(Excerpts from an interface dataset)
- - -
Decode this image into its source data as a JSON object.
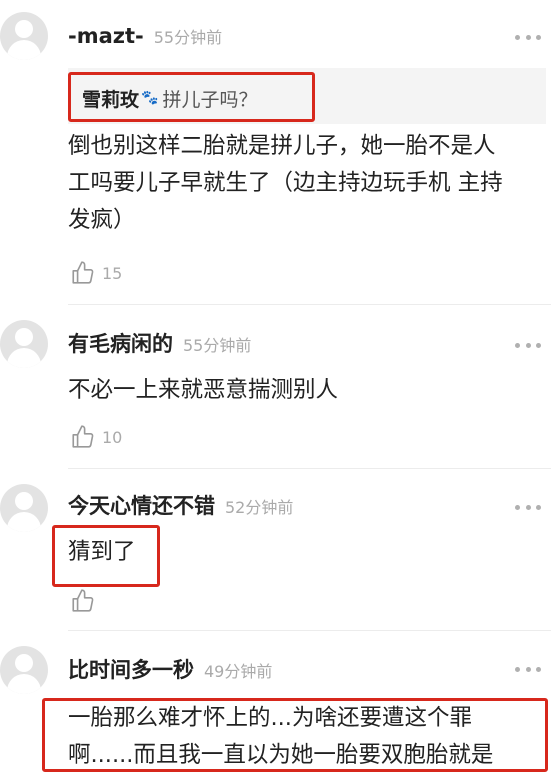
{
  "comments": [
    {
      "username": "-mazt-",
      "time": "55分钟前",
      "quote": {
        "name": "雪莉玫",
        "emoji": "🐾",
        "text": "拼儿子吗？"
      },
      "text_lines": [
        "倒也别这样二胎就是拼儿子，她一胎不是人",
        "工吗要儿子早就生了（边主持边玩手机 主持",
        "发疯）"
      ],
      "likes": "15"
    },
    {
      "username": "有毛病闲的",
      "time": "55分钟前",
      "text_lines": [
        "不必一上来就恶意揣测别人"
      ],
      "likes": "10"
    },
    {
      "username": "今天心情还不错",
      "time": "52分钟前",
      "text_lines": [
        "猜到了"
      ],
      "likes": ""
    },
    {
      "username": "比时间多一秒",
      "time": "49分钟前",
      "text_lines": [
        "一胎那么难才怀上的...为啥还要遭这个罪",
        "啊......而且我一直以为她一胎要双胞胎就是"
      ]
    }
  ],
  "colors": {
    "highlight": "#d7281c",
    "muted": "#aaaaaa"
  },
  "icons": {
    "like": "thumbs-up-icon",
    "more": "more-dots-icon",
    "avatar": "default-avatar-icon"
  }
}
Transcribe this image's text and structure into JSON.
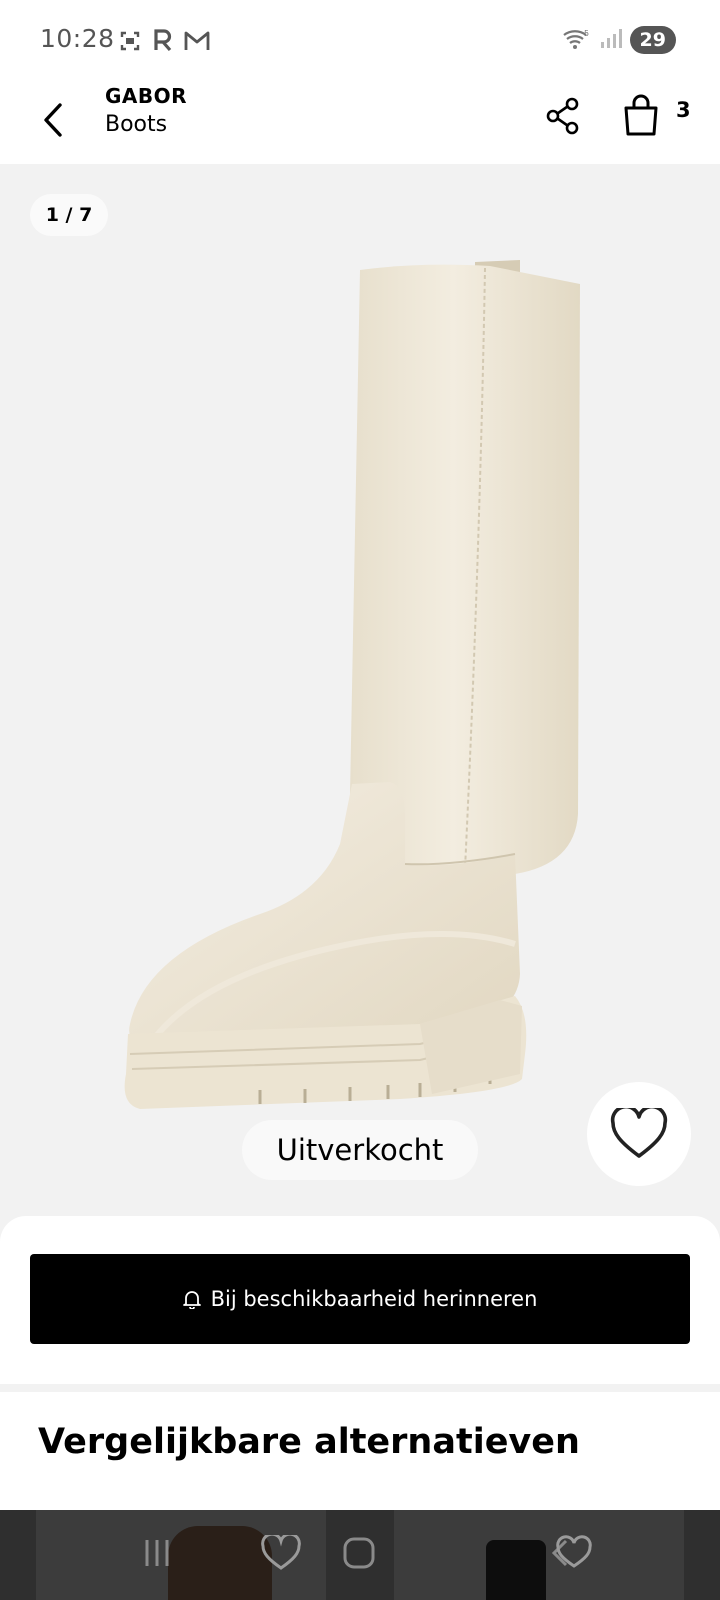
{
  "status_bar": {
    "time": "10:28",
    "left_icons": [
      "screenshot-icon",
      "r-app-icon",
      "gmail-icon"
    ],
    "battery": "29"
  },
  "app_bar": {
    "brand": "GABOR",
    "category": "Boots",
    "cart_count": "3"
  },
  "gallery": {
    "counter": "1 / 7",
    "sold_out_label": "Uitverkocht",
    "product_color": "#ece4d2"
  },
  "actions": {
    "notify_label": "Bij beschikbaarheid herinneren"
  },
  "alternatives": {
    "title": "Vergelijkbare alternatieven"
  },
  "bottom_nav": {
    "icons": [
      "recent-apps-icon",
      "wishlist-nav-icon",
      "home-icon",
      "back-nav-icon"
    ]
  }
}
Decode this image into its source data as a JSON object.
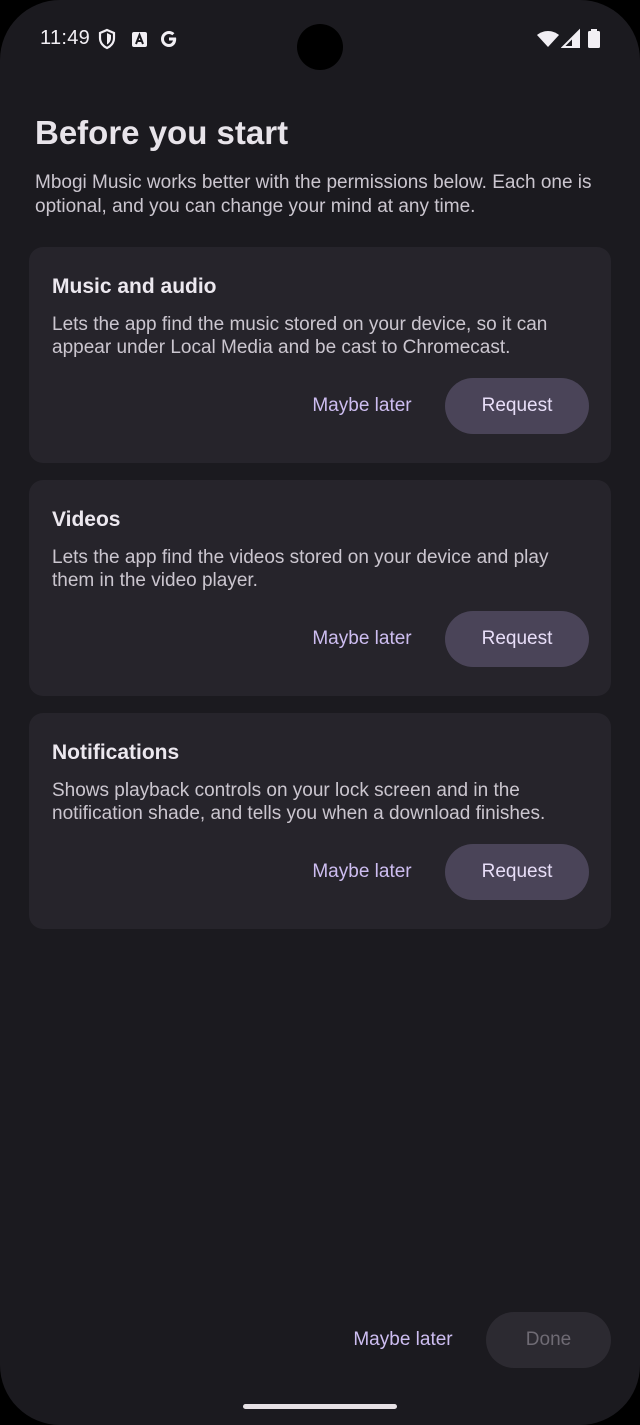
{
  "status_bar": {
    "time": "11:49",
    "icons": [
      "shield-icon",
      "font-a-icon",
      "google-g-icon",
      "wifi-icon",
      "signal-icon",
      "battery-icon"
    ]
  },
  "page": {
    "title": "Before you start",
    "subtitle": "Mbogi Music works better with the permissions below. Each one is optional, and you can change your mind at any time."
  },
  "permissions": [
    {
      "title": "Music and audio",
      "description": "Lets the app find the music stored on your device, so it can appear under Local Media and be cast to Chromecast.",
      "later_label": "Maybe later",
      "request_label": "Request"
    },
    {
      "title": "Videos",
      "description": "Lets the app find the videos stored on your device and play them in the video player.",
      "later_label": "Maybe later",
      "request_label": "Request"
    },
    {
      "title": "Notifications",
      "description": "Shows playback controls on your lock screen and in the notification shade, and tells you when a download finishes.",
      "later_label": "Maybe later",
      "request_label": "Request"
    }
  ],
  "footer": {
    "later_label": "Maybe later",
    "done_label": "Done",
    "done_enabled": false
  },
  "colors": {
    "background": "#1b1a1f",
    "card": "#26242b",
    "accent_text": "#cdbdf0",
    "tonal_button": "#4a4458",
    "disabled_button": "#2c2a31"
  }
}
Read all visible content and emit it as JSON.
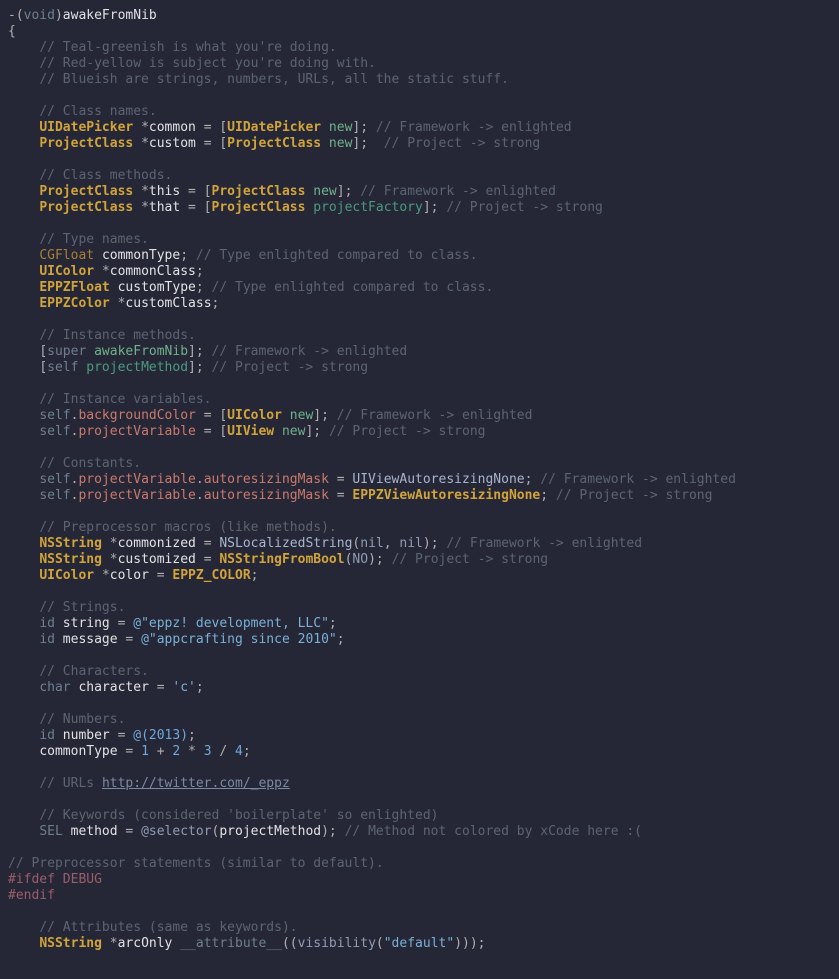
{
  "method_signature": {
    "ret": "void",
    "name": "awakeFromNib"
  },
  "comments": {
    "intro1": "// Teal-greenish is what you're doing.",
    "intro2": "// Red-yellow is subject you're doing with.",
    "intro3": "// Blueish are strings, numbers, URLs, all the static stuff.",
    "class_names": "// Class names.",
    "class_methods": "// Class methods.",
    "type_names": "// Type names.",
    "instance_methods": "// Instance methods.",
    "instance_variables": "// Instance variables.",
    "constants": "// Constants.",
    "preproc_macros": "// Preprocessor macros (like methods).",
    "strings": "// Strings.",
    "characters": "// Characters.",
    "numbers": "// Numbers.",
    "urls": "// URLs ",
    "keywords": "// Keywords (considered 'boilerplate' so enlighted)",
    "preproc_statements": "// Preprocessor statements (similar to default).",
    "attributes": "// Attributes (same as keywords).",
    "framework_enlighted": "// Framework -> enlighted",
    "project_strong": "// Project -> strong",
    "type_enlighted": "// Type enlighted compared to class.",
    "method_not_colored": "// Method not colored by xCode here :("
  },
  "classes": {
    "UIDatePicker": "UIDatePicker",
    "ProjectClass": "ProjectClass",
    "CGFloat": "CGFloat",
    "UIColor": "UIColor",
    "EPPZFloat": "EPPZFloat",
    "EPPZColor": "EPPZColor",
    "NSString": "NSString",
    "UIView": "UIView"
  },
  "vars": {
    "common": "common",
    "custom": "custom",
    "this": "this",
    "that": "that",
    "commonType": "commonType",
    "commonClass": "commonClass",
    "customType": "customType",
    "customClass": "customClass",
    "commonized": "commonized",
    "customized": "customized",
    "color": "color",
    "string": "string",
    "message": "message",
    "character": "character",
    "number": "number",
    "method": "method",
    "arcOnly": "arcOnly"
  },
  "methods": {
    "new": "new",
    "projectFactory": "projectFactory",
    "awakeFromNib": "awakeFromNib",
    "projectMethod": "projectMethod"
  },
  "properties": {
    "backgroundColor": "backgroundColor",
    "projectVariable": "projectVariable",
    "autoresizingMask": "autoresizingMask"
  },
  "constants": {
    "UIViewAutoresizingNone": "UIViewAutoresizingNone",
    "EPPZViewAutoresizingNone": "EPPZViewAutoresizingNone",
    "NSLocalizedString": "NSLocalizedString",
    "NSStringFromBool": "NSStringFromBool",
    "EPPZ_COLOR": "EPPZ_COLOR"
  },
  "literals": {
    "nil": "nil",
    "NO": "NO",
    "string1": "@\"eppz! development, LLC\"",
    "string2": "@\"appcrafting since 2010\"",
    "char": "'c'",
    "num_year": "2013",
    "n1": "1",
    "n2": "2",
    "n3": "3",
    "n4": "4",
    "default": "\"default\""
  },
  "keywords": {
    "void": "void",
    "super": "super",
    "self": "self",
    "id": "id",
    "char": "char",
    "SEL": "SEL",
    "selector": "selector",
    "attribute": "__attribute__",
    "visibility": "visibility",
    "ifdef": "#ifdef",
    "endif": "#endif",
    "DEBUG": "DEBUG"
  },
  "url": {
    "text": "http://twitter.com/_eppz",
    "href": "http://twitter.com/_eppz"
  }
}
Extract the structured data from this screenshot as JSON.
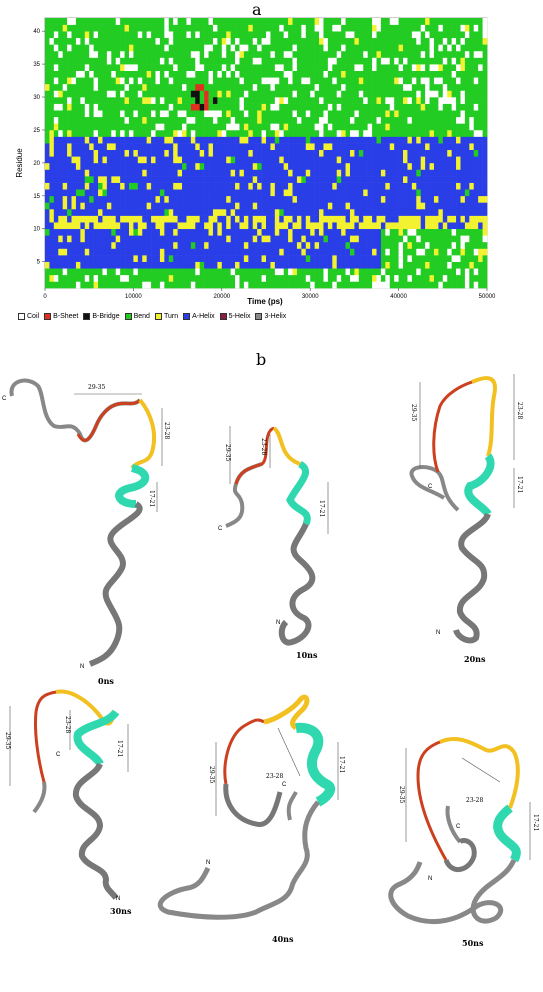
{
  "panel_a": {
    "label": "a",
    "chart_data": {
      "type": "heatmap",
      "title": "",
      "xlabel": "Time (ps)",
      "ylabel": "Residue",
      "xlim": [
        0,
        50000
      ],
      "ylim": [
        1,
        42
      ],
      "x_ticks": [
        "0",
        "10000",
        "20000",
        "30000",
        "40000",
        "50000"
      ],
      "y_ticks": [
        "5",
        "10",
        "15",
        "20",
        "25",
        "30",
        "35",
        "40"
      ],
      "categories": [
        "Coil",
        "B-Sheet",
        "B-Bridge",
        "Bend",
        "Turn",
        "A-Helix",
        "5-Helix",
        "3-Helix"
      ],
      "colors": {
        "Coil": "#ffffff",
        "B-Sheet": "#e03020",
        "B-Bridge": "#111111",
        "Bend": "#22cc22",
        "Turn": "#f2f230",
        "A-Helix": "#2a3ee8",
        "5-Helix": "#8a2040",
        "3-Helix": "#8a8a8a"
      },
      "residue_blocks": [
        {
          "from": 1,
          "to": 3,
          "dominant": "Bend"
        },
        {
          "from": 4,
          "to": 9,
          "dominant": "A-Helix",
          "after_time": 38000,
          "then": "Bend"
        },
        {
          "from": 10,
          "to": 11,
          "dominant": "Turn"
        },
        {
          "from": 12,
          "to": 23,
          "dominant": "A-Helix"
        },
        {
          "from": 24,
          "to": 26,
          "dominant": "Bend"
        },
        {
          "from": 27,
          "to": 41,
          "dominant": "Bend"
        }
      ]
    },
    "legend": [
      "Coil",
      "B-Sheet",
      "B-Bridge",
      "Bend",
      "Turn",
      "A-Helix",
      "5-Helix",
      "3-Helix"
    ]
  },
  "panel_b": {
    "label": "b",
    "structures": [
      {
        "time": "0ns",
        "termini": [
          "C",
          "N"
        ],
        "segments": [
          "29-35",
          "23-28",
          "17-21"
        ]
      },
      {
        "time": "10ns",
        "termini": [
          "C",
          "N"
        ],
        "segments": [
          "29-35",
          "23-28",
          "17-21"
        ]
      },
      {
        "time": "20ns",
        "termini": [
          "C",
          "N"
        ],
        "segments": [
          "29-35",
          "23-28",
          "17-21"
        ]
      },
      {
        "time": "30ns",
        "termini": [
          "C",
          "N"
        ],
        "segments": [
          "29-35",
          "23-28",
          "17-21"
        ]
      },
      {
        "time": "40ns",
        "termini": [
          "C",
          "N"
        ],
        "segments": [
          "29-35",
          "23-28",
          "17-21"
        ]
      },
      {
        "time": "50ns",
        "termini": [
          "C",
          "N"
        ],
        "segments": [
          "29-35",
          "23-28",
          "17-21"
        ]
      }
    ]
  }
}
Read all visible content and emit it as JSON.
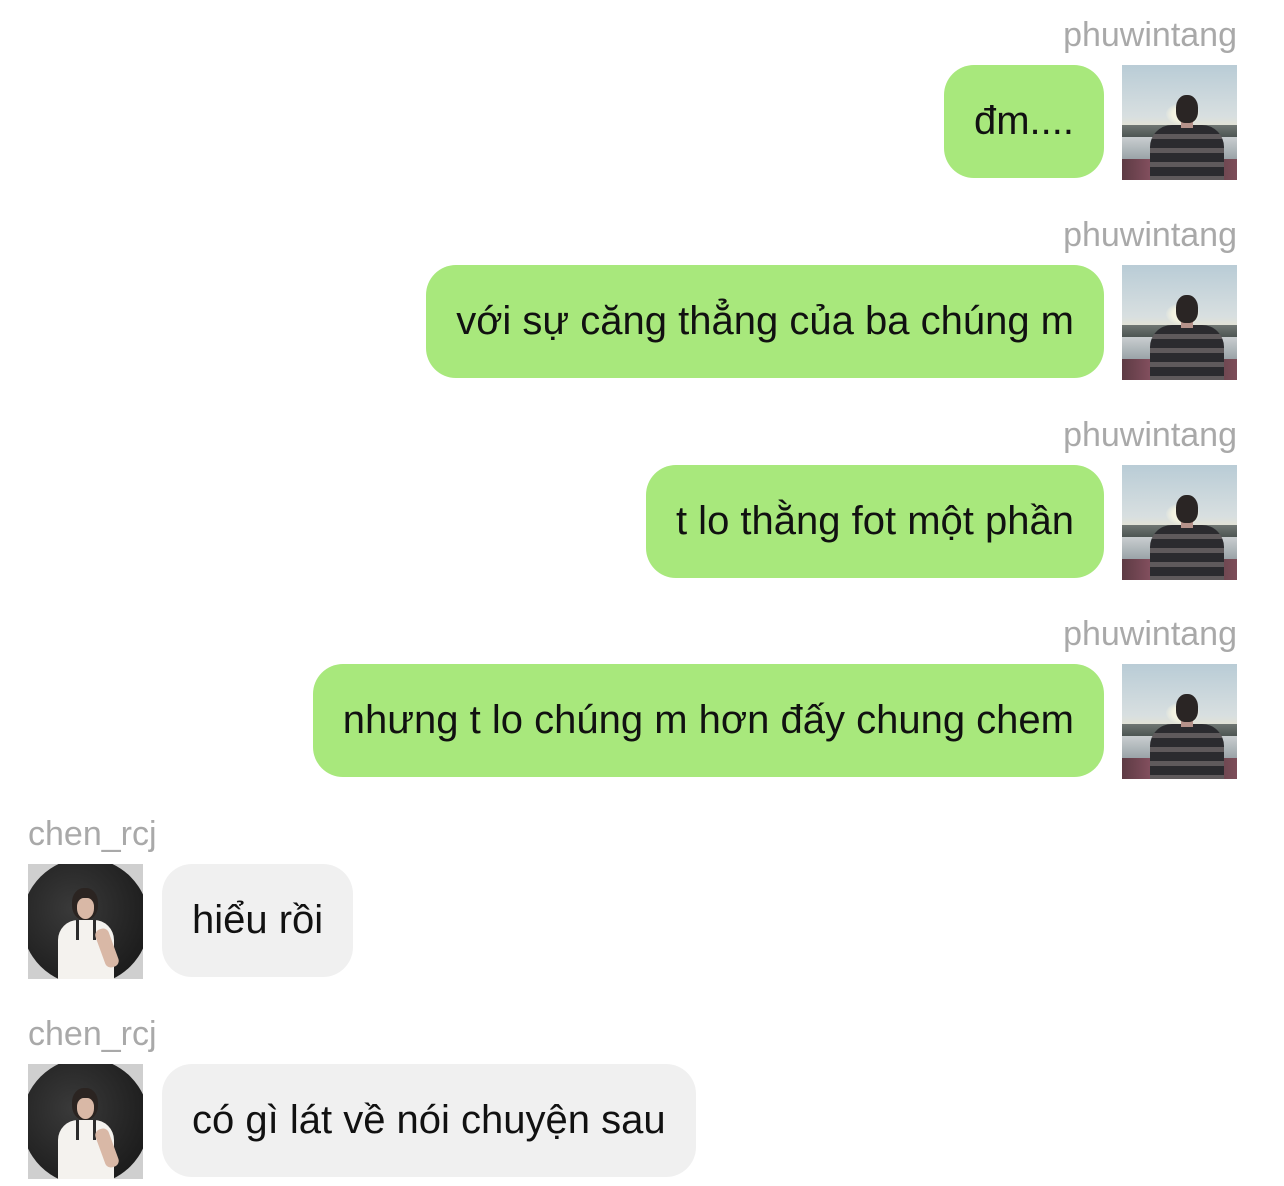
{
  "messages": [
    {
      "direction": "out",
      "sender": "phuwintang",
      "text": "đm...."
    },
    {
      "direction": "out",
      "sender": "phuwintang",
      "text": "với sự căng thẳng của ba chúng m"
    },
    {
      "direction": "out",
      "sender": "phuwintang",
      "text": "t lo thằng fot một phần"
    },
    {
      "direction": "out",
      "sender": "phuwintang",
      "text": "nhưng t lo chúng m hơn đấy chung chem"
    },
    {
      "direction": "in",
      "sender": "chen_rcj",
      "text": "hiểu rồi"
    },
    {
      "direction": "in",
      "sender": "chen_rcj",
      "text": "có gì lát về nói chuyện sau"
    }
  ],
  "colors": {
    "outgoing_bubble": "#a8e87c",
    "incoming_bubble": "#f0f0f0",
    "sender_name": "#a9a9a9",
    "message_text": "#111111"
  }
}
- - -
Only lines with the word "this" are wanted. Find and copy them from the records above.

__TASK ANSWER__.
Decode this image into its source data as a JSON object.
Transcribe this image's text and structure into JSON.
Decode this image into its source data as a JSON object.
    "this": "this",
Extract the structured data from this screenshot as JSON.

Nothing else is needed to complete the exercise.